# [WHAT YOU HAVE TO DO]
Below are records; reproduce exactly the lines from the one containing "Serialize everything readable" through the end, both included, and only those.

[Records from a data collection]
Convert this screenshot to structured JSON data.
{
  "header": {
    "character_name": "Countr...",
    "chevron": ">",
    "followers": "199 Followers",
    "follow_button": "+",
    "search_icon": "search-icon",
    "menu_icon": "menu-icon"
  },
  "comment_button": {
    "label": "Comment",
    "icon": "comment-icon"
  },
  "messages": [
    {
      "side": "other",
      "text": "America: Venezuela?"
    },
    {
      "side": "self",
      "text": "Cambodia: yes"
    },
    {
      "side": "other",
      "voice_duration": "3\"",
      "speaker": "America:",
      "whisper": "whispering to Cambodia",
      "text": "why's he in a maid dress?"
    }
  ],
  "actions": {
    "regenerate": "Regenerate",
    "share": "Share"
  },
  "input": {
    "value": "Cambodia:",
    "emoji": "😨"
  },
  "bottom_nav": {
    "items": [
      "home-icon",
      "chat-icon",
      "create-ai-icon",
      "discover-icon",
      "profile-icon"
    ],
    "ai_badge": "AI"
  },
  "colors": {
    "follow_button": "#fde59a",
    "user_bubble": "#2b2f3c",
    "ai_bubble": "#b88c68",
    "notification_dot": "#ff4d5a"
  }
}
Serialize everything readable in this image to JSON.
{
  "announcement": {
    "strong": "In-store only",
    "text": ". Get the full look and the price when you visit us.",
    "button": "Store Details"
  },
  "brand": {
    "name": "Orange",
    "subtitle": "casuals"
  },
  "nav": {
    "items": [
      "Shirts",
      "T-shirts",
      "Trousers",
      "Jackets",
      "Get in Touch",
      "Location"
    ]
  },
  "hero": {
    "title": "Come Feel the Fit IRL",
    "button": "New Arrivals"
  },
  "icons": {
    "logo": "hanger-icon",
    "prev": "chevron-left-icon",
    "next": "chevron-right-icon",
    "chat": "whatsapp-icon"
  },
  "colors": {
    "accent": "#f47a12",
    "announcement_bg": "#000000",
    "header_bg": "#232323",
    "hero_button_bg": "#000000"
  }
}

# [RESULT OF THE TASK]
Serialize everything readable in this image to JSON.
{
  "announcement": {
    "strong": "In-store only",
    "text": ". Get the full look and the price when you visit us.",
    "button": "Store Details"
  },
  "brand": {
    "name": "Orange",
    "subtitle": "casuals"
  },
  "nav": {
    "items": [
      "Shirts",
      "T-shirts",
      "Trousers",
      "Jackets",
      "Get in Touch",
      "Location"
    ]
  },
  "hero": {
    "title": "Come Feel the Fit IRL",
    "button": "New Arrivals"
  },
  "icons": {
    "logo": "hanger-icon",
    "prev": "chevron-left-icon",
    "next": "chevron-right-icon",
    "chat": "whatsapp-icon"
  },
  "colors": {
    "accent": "#f47a12",
    "announcement_bg": "#000000",
    "header_bg": "#232323",
    "hero_button_bg": "#000000"
  }
}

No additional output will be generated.